Online learning is also growing at a phenomenal rate in the business community. Small and large employers alike are realizing that offering ongoing learning can help retain employees who use their continually newfound knowledge to give the company a competitive advantage. In addition, businesses are finding that online courses can cost 50 to 90 percent less than sending staffers to traditional classes. This is due to a reduction in travel expenditures as well as reduced fees for online programs when compared to offline classes.
Corporate online training is not without its problems, however. A debate has emerged among business leaders and corporate learners: How can a company support ongoing learning while keeping productivity up? Many employers want their staffers to take coursework in the evenings or on the weekends. But many experts feel that this sort of arrangement will have the opposite results that employers hope for. As employees struggle to balance the regular workday and add after-hours learning to the mix, productivity is likely to slip.
iLearning’s Waldrup feels that companies are far better off if they can supply a quiet area at the company where online learning can be done in modest amounts that balance with work: “Staffers who leave the desk for a short period to take online coursework in a quiet learning center are more likely to put their new skills to work right away and less likely to get distracted by ringing phones, e-mail, and the like.”
Corporate learning is also beginning to blend with higher education. Many universities now partner with companies to supply customized online learning programs for staffers. Competition for corporate partners among universities and vendors offering skill programs is heightening. The real winners are the corporations and their learners because they can choose the programs that best match their needs.
Equipment maker John Deere and Co. recently partnered with Arizona State University to create an online learning course for its managers. Recently, 35 new managers graduated from a two-year customized MBA program developed by the two organizations. The curriculum provided immediate benefit to the company since the program was tailored to the real issues the managers were encountering in their professional lives at the company.
One other interesting byproduct of online learning is the fact that trainers and educators are able to reach a global audience should they so choose. Students from Minnesota will be able to collaboratively study online with students from England or any number of other countries.
This new wrinkle will present some interesting challenges for governments. Policymakers around the world need to clearly define the parameters of borderless learning. And institutions offering globally accessible online programs will feel the heat of added competition as learning institutions around the world vie to create the most compelling programs.
Indeed, for anyone involved with learning, these are exciting times. Though many of the changes may seem somewhat terrifying, the net result will be a strengthening of the educational process and an expansion of knowledge around the world.
Sidebar: How is technology changing education?
Statistics in the College Technology Review 2000-2001 (the report surveyed 4,726 colleges and universities) from Market Data Retrieval shows that $3.3 billion will be spent on technology in education with Internet access growing, online offerings expanding, and even university services gaining online smarts.

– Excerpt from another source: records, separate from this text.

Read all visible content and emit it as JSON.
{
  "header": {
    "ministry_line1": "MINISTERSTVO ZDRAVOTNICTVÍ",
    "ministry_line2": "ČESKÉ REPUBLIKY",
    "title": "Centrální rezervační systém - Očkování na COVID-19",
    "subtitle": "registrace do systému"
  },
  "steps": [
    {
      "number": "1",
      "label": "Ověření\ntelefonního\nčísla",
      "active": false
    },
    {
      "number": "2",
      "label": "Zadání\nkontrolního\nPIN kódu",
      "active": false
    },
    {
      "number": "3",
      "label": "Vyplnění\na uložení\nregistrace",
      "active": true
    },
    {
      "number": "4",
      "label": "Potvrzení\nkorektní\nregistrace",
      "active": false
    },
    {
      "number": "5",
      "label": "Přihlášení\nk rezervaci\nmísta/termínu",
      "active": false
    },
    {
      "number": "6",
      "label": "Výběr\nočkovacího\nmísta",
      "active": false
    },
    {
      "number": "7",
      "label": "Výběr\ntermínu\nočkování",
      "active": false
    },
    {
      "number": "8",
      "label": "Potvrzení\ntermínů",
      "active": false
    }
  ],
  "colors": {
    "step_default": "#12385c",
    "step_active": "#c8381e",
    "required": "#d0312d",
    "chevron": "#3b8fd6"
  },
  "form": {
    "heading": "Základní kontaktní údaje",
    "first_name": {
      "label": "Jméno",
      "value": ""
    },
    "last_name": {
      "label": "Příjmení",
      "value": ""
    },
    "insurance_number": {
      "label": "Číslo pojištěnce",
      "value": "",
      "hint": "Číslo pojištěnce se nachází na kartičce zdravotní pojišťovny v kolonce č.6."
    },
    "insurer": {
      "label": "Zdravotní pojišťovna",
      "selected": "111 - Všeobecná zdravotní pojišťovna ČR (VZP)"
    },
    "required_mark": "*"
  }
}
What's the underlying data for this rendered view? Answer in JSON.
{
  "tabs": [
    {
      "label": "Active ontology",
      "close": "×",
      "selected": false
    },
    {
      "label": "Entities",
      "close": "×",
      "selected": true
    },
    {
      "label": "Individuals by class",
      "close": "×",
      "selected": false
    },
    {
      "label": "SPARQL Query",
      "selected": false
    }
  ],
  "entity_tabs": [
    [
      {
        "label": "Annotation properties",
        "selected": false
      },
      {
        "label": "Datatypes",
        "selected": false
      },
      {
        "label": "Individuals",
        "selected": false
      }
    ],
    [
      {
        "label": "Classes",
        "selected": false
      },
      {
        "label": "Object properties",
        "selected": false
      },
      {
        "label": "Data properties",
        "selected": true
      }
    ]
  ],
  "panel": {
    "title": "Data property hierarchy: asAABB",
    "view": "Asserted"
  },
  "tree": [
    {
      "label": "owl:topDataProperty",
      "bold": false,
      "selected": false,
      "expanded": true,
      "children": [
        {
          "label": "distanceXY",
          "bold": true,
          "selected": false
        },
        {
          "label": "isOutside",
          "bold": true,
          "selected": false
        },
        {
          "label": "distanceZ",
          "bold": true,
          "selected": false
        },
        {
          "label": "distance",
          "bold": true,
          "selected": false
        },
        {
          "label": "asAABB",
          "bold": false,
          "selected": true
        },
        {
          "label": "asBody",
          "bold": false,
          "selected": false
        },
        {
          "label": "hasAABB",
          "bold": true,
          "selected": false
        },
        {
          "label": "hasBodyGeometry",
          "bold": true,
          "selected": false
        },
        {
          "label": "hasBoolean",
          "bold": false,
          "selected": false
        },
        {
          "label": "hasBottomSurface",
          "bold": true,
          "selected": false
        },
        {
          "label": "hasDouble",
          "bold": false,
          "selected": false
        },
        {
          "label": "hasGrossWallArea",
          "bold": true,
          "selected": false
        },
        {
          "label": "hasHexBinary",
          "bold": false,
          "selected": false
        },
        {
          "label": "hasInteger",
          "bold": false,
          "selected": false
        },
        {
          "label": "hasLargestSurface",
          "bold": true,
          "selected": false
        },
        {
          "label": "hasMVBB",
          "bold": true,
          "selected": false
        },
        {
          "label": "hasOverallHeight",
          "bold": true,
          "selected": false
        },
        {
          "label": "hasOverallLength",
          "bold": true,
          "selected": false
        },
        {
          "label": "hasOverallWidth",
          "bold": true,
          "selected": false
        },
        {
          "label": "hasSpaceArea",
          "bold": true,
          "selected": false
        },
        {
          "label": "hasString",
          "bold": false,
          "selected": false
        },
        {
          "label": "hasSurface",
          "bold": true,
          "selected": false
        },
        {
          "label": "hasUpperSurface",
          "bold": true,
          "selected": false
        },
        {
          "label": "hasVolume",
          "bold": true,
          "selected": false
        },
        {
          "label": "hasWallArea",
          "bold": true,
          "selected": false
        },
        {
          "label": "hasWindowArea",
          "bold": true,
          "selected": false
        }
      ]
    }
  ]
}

Colleges and universities connected to the Internet 100% Classrooms connected to the Internet 64% Colleges offering distance learning programs 70% Colleges offering accredited degrees online 41% College and university administrative offices offering online services 53% Institutions with centralized technology purchasing 79%